■ **TASK DETAILS**
The answer must consist of every line below containing "Agents".

-- EXTRACTED MATERIAL follows --

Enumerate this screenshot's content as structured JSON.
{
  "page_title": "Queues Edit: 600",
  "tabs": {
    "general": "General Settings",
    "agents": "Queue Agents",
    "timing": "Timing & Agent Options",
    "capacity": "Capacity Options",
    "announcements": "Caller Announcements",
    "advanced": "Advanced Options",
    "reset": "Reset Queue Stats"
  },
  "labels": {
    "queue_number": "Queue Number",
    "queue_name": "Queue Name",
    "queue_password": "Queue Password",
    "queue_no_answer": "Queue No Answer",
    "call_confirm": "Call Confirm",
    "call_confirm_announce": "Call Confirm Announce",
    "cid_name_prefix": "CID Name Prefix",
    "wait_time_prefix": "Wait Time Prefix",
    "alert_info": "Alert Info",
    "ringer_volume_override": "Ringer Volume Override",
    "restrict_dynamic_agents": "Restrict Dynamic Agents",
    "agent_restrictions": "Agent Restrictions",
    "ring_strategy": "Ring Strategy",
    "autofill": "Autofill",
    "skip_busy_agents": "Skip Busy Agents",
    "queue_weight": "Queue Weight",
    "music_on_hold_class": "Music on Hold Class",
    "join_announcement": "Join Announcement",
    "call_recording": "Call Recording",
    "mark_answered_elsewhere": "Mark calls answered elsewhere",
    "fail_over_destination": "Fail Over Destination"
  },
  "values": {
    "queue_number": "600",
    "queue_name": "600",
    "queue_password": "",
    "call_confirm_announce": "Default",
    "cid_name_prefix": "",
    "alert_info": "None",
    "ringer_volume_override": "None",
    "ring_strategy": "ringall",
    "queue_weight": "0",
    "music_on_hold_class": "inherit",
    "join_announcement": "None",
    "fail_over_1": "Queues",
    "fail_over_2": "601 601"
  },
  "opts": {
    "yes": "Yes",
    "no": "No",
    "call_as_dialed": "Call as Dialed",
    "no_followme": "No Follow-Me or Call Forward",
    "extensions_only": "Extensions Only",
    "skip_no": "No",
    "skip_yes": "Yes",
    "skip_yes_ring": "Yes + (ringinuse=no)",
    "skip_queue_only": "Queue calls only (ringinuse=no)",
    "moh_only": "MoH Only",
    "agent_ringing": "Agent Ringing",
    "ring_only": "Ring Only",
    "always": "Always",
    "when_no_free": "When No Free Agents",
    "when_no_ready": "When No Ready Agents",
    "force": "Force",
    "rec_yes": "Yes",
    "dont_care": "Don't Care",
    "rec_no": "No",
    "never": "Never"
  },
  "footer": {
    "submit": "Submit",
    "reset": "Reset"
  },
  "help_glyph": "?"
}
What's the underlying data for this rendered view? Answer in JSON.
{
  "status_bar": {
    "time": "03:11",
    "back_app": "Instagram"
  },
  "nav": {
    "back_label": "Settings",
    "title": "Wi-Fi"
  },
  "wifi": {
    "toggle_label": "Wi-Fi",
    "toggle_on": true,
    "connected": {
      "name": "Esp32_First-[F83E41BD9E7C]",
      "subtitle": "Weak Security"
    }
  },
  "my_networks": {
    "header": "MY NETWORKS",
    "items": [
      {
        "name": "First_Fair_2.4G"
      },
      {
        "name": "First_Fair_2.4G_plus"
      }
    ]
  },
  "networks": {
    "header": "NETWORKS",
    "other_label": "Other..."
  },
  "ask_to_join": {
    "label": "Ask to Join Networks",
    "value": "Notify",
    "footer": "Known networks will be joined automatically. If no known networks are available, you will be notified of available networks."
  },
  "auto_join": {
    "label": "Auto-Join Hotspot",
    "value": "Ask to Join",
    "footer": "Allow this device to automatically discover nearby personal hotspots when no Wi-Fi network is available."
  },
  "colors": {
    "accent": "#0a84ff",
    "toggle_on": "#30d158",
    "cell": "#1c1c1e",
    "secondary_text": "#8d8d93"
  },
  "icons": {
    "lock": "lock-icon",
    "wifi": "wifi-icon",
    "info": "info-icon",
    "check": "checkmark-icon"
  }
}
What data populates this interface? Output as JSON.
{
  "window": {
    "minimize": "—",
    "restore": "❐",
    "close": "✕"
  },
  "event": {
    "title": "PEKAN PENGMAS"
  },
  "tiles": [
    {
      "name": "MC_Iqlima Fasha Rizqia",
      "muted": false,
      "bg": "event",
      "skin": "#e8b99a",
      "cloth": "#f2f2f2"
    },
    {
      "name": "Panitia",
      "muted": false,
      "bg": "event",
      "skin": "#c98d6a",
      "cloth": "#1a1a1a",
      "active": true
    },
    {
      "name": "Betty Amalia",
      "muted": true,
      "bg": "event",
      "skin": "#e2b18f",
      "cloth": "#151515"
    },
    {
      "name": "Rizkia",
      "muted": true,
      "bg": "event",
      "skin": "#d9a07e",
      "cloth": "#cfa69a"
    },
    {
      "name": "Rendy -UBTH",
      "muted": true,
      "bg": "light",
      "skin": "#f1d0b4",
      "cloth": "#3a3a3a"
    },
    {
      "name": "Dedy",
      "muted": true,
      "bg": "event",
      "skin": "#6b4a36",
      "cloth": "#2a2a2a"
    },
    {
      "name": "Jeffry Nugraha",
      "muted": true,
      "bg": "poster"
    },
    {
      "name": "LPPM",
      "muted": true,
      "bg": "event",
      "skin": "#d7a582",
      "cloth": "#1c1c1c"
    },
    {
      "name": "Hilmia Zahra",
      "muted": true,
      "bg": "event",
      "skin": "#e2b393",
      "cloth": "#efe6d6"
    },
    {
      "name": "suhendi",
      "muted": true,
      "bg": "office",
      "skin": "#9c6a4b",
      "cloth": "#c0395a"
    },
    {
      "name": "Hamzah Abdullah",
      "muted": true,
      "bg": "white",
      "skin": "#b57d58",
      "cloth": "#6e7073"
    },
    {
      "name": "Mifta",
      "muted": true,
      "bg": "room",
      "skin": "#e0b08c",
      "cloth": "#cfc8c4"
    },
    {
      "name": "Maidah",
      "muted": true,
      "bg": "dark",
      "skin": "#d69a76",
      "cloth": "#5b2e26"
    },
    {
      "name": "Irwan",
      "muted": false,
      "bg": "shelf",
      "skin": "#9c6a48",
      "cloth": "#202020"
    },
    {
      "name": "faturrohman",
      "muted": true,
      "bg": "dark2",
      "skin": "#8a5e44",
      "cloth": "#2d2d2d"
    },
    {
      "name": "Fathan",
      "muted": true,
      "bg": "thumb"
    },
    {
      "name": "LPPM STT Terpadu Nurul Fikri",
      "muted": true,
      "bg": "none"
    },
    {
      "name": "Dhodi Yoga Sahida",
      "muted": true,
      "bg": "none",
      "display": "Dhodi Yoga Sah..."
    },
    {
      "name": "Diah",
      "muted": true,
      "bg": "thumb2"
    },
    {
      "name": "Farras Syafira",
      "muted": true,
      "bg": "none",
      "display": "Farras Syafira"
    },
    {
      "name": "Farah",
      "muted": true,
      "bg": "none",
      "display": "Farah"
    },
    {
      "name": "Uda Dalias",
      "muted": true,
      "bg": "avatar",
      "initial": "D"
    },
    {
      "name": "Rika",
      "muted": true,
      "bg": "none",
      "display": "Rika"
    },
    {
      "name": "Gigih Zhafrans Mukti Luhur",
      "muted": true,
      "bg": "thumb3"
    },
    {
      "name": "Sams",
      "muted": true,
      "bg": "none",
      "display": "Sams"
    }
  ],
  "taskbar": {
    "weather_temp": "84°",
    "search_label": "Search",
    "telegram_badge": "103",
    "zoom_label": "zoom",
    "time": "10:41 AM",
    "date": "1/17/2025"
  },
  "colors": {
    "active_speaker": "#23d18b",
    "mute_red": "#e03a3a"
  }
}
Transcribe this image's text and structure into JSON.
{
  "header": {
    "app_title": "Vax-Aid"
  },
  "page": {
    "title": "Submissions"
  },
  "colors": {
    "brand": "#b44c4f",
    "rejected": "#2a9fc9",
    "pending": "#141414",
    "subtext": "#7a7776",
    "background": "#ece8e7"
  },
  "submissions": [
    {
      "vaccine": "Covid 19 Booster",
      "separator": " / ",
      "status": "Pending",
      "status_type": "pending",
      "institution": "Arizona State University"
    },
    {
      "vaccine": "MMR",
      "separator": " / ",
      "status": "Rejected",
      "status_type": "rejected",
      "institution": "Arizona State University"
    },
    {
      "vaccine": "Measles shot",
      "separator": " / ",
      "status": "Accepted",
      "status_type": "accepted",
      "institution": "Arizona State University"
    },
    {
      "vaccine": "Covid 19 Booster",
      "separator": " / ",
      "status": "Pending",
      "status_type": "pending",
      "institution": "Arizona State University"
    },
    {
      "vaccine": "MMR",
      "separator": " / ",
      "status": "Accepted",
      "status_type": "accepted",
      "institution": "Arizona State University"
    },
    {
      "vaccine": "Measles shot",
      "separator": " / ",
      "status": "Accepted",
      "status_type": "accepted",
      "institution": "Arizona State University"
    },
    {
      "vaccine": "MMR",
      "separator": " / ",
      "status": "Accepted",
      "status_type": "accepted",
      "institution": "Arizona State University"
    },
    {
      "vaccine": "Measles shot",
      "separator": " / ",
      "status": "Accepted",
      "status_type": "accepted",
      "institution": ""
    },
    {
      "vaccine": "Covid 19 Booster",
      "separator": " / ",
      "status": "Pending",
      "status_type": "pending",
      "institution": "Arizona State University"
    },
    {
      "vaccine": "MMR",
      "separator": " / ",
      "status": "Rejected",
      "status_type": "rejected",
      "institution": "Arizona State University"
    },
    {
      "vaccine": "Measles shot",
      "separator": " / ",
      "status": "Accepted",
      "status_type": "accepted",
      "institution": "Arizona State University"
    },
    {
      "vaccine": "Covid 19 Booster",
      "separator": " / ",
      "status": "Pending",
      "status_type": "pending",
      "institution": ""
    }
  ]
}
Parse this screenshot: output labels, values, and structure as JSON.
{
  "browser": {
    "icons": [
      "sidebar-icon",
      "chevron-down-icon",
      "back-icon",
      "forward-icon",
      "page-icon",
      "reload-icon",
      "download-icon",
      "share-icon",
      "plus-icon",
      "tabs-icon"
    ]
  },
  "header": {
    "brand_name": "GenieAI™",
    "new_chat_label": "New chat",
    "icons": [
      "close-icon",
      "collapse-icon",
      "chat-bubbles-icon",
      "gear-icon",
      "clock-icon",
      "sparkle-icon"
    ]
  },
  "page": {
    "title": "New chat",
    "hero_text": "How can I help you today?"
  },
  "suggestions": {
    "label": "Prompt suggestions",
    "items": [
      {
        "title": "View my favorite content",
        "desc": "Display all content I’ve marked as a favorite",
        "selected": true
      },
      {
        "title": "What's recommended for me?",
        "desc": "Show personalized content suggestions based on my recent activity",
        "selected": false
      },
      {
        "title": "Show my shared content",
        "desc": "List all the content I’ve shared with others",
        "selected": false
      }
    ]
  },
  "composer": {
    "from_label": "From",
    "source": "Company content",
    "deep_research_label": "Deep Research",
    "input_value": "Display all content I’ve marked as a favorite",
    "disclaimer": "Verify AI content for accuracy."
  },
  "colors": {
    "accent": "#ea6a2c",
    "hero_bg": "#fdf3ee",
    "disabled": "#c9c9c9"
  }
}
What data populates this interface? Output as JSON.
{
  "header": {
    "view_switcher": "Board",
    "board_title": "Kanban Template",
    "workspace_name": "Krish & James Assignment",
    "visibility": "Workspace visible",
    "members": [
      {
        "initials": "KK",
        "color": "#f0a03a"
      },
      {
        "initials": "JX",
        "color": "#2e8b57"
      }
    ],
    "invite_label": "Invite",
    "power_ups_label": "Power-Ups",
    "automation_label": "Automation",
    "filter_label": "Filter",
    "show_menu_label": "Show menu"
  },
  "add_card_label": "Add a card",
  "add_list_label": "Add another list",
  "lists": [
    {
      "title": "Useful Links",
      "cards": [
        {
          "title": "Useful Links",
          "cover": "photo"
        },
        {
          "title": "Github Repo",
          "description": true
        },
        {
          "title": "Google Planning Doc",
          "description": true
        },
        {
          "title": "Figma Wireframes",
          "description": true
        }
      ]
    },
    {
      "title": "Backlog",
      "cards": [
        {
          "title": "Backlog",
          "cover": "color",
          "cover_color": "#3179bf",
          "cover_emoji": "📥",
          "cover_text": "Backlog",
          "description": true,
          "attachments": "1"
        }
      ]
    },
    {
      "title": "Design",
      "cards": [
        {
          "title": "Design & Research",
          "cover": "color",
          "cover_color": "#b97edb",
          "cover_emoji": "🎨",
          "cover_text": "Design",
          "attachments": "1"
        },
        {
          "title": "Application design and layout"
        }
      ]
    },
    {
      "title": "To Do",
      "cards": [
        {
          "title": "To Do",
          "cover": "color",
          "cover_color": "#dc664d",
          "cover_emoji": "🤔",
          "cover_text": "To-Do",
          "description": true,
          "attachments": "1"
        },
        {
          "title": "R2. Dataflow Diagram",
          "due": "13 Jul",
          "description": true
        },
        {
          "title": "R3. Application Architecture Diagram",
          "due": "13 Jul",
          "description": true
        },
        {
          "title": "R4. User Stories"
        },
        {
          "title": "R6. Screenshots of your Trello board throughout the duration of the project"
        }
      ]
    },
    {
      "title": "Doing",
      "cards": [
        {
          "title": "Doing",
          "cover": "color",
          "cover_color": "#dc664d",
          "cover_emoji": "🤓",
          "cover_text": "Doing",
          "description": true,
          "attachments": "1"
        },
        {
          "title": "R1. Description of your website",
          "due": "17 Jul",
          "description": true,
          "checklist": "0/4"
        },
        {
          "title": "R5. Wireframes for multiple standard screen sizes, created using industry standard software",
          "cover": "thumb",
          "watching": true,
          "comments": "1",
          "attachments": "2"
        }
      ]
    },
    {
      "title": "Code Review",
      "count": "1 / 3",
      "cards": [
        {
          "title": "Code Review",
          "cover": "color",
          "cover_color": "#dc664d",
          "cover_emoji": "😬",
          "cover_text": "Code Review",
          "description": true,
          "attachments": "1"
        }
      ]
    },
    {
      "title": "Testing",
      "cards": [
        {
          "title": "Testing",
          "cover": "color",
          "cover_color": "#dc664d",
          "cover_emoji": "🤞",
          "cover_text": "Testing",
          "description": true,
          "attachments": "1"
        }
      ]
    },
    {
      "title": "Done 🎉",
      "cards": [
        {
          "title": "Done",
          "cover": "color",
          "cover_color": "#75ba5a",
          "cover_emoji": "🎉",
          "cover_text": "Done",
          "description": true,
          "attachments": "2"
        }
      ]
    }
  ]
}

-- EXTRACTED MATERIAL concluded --

■ **EXERCISE OUTPUT**
    "agents": "Queue Agents",
    "restrict_dynamic_agents": "Restrict Dynamic Agents",
    "skip_busy_agents": "Skip Busy Agents",
    "when_no_free": "When No Free Agents",
    "when_no_ready": "When No Ready Agents",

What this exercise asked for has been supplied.